By far the largest annual gathering of humans in the world is the pilgrimage to Mecca, which in 2018 alone saw about 2.4 million Muslims make the religious trip.
Given approximately a whopping quarter of world's population identifies as Muslim, and each adherent is supposed to make the trip as a "religious duty" at least once in their lives, the latest coronavirus news out of the Middle East is almost unprecedented and hugely disruptive to travel patterns into the gulf region.
Saudi Arabia has now suspended entry visas for pilgrim's wishing to visit the kingdom's holy sites, the foreign ministry has announced.
The AFP reports:
The government is "suspending entry to the Kingdom for the purpose of Umrah and visiting the Prophet's Mosque temporarily", the foreign ministry said in a statement, referring to the Islamic pilgrimage to Mecca that can be undertaken at any time of year.
Umrah attracts tens of thousands of devout Muslims from all over the globe each month.
"Saudi Arabia renews its support for all international measures to limit the spread of this virus and urges its citizens to exercise caution before travelling to countries experiencing coronavirus outbreaks," the Saudi foreign ministry statement said. "We ask God Almighty to spare all humanity from all harm."
Simultaneously, the Saudi foreign ministry said it's suspending visas for any tourists coming from countries considered a "danger" for the spread of coronavirus.
Annual number of Hajj pilgrims to Saudi Arabia from 1999 to 2018:
Countries surrounding Saudi Arabia have lately begun to report their first cases, especially the United Arab Emirates, which now has at least 13 confirmed cases, in a worrisome sign in could hit the gulf region hard, given also it's a major international transport hub straddling east Asia and the West.
Kuwait, Bahrain, and Oman have also each reported a handful of cases, while numbers look to be soaring in panic-stricken Iran across the Persian Gulf.
Though millions visit Mecca and Medina throughout the year, the surge of pilgrims reaches a peak during the 10-day Hajj, which is this year set for late July into early August. Spread of disease has always been a major concern, given the extremely "close quarters" during the major religious event.
Coronavirus around the region, according to the below Middle East Eye map. Iran's numbers are now believed much higher than official figures.

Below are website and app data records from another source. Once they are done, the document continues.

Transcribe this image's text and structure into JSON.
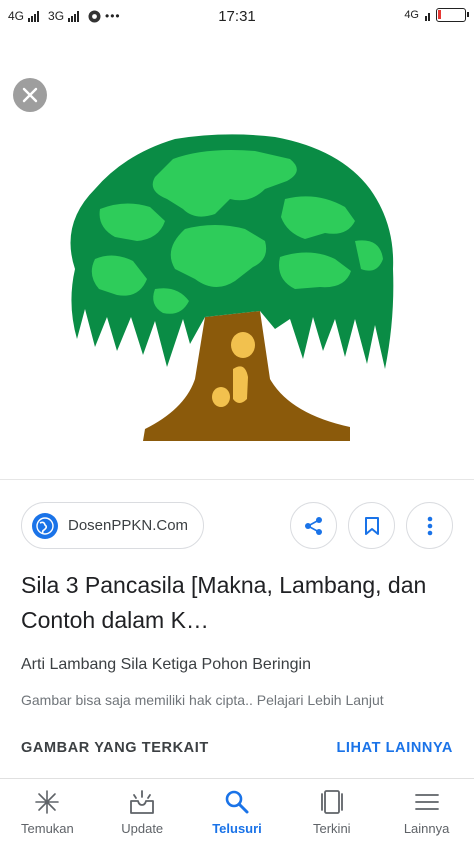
{
  "status_bar": {
    "network_1": "4G",
    "network_2": "3G",
    "more_dots": "•••",
    "time": "17:31",
    "network_right": "4G"
  },
  "source": {
    "name": "DosenPPKN.Com"
  },
  "result": {
    "title": "Sila 3 Pancasila [Makna, Lambang, dan Contoh dalam K…",
    "subtitle": "Arti Lambang Sila Ketiga Pohon Beringin",
    "copyright_note": "Gambar bisa saja memiliki hak cipta.. Pelajari Lebih Lanjut"
  },
  "related": {
    "label": "GAMBAR YANG TERKAIT",
    "more_label": "LIHAT LAINNYA"
  },
  "bottom_nav": {
    "items": [
      {
        "label": "Temukan",
        "icon": "asterisk-icon"
      },
      {
        "label": "Update",
        "icon": "update-inbox-icon"
      },
      {
        "label": "Telusuri",
        "icon": "search-icon",
        "active": true
      },
      {
        "label": "Terkini",
        "icon": "recent-cards-icon"
      },
      {
        "label": "Lainnya",
        "icon": "menu-icon"
      }
    ]
  },
  "colors": {
    "accent": "#1a73e8",
    "tree_dark_green": "#0a8c45",
    "tree_light_green": "#2ecc5a",
    "trunk_brown": "#8b5a0b",
    "trunk_yellow": "#f2c14e"
  }
}
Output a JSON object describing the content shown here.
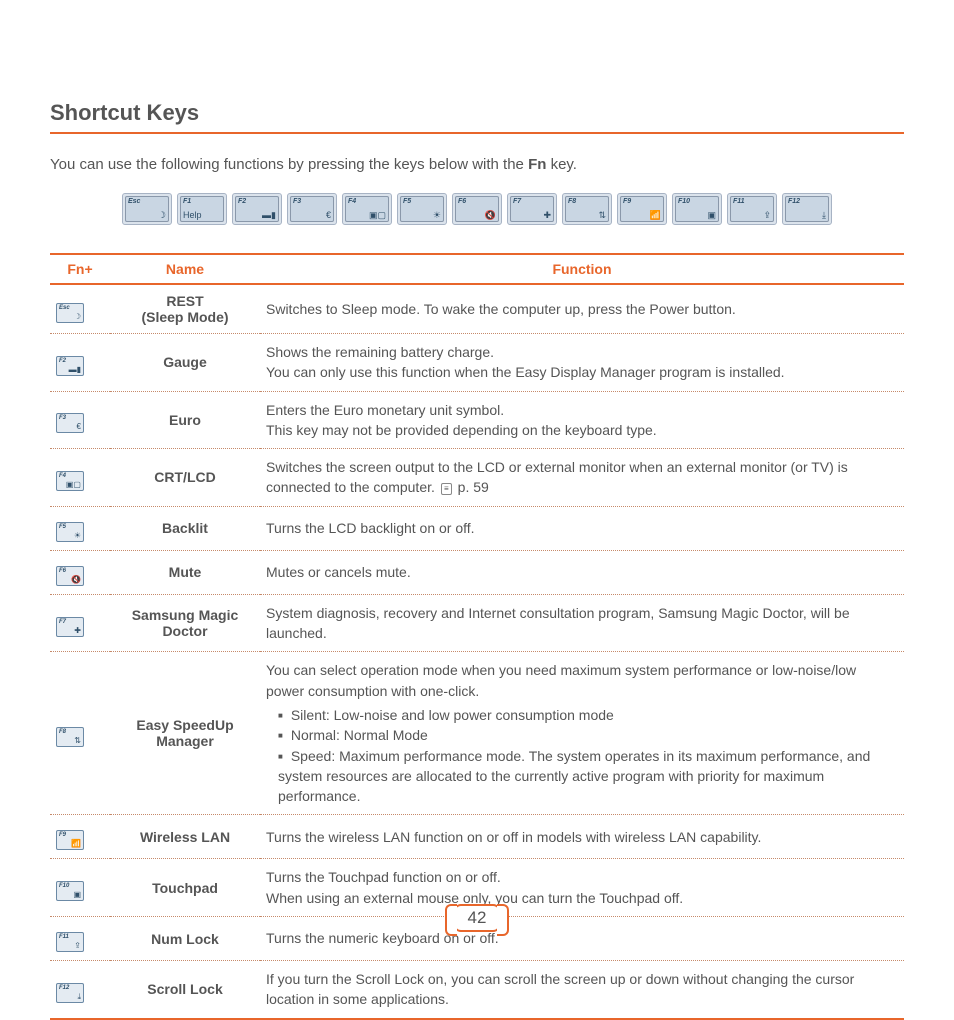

According to Al Jazeera:
The earliest recorded outbreak came in 632 as pilgrims fought off malaria. A cholera outbreak in 1821 killed an estimated 20,000 pilgrims. Another cholera outbreak in 1865 killed 15,000 pilgrims and then spread worldwide.
More recently, Saudi Arabia faced danger from a related coronavirus that caused Middle East respiratory syndrome, or MERS.
Analysts are calling this latest banning of pilgrims to the kingdom "unprecedented" but necessary given the extreme danger for rapid spread of the virus.
But given that the last major outbreaks recorded in the 19th century collectively killed a total estimated 35,000 people - authorities are taking no chances.
Covid-19 has infected 80,000 people globally, mainly in China, and the CDC has this week admitted the outbreak could go in "any direction".